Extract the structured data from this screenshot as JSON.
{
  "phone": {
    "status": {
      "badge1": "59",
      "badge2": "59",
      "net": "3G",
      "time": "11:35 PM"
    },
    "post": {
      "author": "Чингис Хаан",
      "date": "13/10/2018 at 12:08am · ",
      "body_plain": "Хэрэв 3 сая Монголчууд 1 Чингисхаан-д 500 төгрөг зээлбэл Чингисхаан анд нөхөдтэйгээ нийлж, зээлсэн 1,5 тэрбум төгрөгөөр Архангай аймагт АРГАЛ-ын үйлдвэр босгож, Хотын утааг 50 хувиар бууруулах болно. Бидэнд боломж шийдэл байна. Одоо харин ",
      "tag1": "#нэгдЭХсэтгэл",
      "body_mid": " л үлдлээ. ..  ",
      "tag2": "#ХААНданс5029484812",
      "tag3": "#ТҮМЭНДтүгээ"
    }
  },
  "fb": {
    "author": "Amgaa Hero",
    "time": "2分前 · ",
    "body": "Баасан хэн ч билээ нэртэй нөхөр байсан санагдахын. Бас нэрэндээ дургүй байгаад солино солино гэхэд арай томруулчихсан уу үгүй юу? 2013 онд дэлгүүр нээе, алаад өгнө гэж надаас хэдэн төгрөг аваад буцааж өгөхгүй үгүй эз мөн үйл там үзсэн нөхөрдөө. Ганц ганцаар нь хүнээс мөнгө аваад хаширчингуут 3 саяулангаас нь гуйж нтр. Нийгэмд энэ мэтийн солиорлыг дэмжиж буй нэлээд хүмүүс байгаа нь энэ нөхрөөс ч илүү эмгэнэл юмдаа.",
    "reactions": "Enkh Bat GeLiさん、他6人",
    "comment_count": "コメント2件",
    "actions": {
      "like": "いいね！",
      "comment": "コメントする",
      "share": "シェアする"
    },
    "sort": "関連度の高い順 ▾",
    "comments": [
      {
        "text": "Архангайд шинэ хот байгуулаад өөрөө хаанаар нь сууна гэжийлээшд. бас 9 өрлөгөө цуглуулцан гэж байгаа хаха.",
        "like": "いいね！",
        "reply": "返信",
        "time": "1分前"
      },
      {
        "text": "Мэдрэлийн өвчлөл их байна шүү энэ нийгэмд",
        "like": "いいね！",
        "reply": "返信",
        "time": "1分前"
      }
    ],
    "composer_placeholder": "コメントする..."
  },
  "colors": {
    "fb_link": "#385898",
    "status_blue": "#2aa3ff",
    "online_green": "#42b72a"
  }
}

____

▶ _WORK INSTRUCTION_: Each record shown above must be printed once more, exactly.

▶ _RESULT OF THE TASK_:
Extract the structured data from this screenshot as JSON.
{
  "phone": {
    "status": {
      "badge1": "59",
      "badge2": "59",
      "net": "3G",
      "time": "11:35 PM"
    },
    "post": {
      "author": "Чингис Хаан",
      "date": "13/10/2018 at 12:08am · ",
      "body_plain": "Хэрэв 3 сая Монголчууд 1 Чингисхаан-д 500 төгрөг зээлбэл Чингисхаан анд нөхөдтэйгээ нийлж, зээлсэн 1,5 тэрбум төгрөгөөр Архангай аймагт АРГАЛ-ын үйлдвэр босгож, Хотын утааг 50 хувиар бууруулах болно. Бидэнд боломж шийдэл байна. Одоо харин ",
      "tag1": "#нэгдЭХсэтгэл",
      "body_mid": " л үлдлээ. ..  ",
      "tag2": "#ХААНданс5029484812",
      "tag3": "#ТҮМЭНДтүгээ"
    }
  },
  "fb": {
    "author": "Amgaa Hero",
    "time": "2分前 · ",
    "body": "Баасан хэн ч билээ нэртэй нөхөр байсан санагдахын. Бас нэрэндээ дургүй байгаад солино солино гэхэд арай томруулчихсан уу үгүй юу? 2013 онд дэлгүүр нээе, алаад өгнө гэж надаас хэдэн төгрөг аваад буцааж өгөхгүй үгүй эз мөн үйл там үзсэн нөхөрдөө. Ганц ганцаар нь хүнээс мөнгө аваад хаширчингуут 3 саяулангаас нь гуйж нтр. Нийгэмд энэ мэтийн солиорлыг дэмжиж буй нэлээд хүмүүс байгаа нь энэ нөхрөөс ч илүү эмгэнэл юмдаа.",
    "reactions": "Enkh Bat GeLiさん、他6人",
    "comment_count": "コメント2件",
    "actions": {
      "like": "いいね！",
      "comment": "コメントする",
      "share": "シェアする"
    },
    "sort": "関連度の高い順 ▾",
    "comments": [
      {
        "text": "Архангайд шинэ хот байгуулаад өөрөө хаанаар нь сууна гэжийлээшд. бас 9 өрлөгөө цуглуулцан гэж байгаа хаха.",
        "like": "いいね！",
        "reply": "返信",
        "time": "1分前"
      },
      {
        "text": "Мэдрэлийн өвчлөл их байна шүү энэ нийгэмд",
        "like": "いいね！",
        "reply": "返信",
        "time": "1分前"
      }
    ],
    "composer_placeholder": "コメントする..."
  },
  "colors": {
    "fb_link": "#385898",
    "status_blue": "#2aa3ff",
    "online_green": "#42b72a"
  }
}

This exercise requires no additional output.